• _Available data_:
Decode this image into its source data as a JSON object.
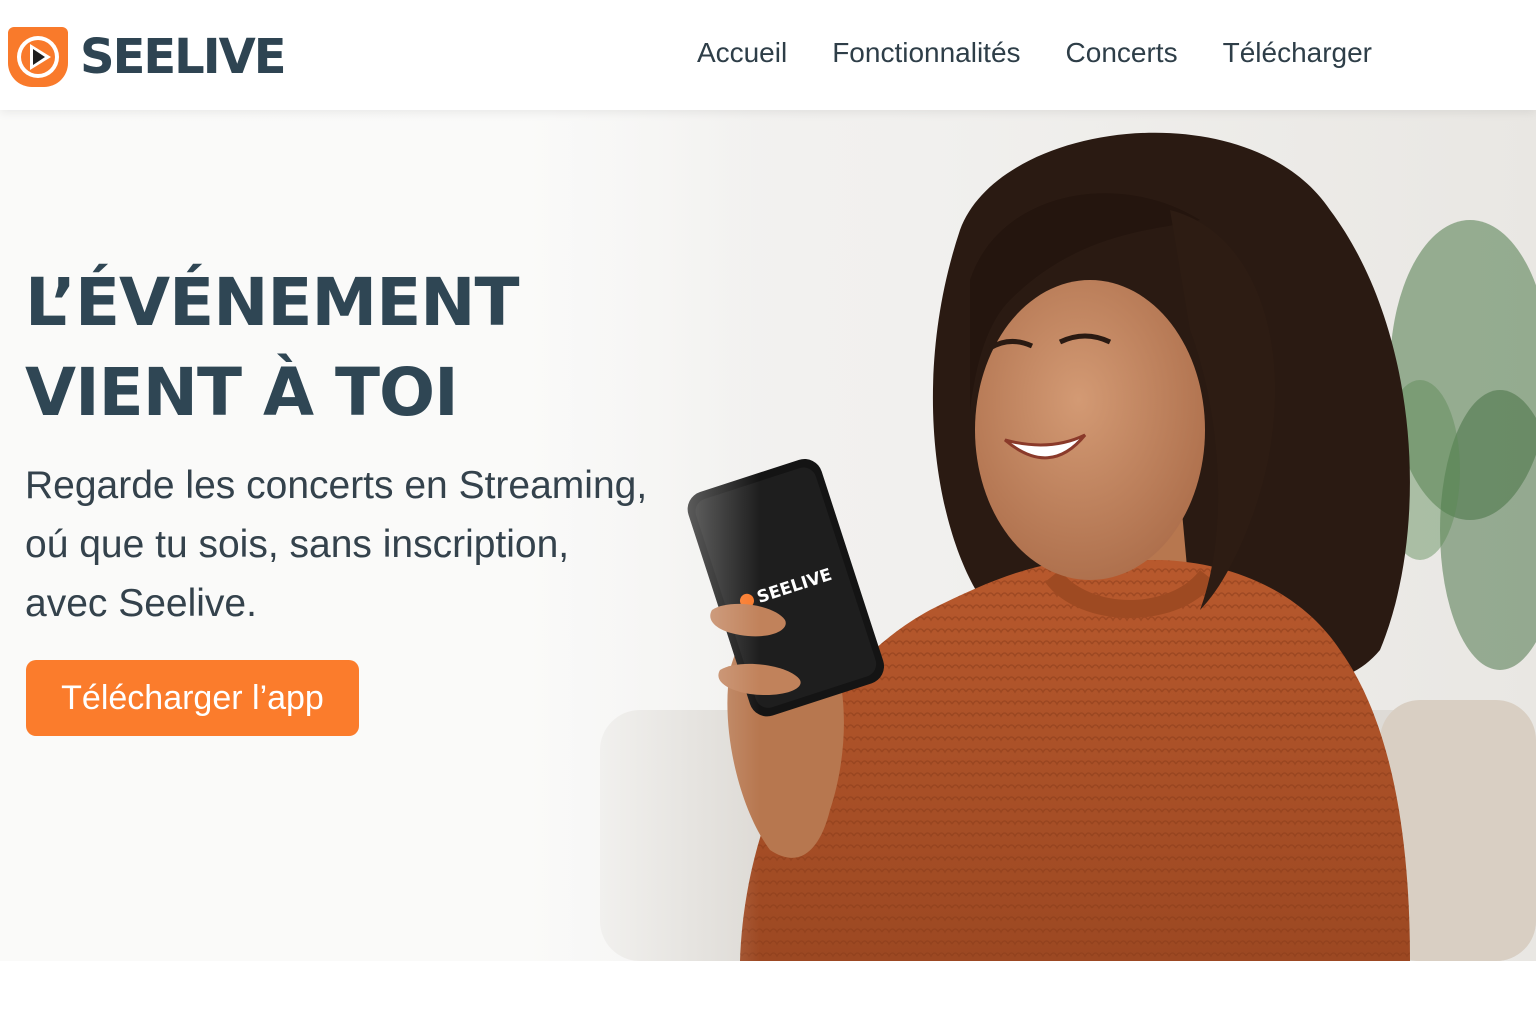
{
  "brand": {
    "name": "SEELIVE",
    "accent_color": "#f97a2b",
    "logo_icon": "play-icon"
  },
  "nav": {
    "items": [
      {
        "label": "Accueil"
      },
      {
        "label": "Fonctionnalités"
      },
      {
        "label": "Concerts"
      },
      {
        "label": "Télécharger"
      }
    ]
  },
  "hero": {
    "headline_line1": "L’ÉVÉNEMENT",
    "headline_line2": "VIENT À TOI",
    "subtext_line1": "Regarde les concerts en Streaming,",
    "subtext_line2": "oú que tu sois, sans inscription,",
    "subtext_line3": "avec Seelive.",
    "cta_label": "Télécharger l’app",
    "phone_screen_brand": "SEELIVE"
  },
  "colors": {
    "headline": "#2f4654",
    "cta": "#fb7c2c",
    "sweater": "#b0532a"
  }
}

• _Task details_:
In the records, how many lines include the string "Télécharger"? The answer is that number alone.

• _Solution for this exercise_:
2